In post-war Smoke (street slang for London), a certain world-class creeper (cat burglar) would like to get unbent (go straight), only there’s MI5 threatening GBH (grievous bodily harm).
It’s been three years since the end of hostilities, but young Jethro, that nonpareil among thieves, is still painfully engaged in his unequal struggle with Colonel William Walsingham. The boss of MI5 has stuff on Jethro that can land him in lock-up, where his elegant form will be subjected to the usual unspeakable indignities. Which means that when Walsingham says jump, Jethro says which roof and what exactly am I expected to steal for king and country. This time it’s a master file, detailing the membership of a secret organization engaged in fomenting political unrest. The New Order of Britain party won’t use the word, but Fascism is “what oozes out of every pore.” Sharing (understandably) MI5’s dim view of the NOB is another shadowy organization, the clandestine Cabal—vigilant, militant, Jewish. The Cabal, too, wants that tell-tale master file, and, like MI5, it knows just the right “cat” to tap. So there’s Jethro, high-pressured by both to take on the same larcenous gig. For the sake of efficiency and the greater good, you’d think one might consider backing off. Oh, really? How’s-yer-father (street slang for “no way”).

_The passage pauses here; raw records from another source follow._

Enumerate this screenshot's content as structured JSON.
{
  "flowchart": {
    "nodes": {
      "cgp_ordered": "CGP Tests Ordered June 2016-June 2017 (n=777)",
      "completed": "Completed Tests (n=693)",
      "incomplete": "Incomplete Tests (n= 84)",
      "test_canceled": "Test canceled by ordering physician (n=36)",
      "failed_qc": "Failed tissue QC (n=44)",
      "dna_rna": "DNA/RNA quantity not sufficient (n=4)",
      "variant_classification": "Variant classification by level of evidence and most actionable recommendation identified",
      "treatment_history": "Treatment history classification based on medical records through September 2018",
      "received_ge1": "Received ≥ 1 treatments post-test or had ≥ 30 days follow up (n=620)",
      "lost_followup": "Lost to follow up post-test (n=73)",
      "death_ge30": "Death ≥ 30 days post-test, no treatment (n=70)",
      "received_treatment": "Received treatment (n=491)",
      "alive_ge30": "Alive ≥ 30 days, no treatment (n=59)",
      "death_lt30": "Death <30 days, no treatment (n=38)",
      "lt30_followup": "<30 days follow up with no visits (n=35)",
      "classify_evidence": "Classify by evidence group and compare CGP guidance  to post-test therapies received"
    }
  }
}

Though Jethro continues to charm, some loose plotting keeps this from measuring up to his swift and sparkling debut (Smoke, 2002).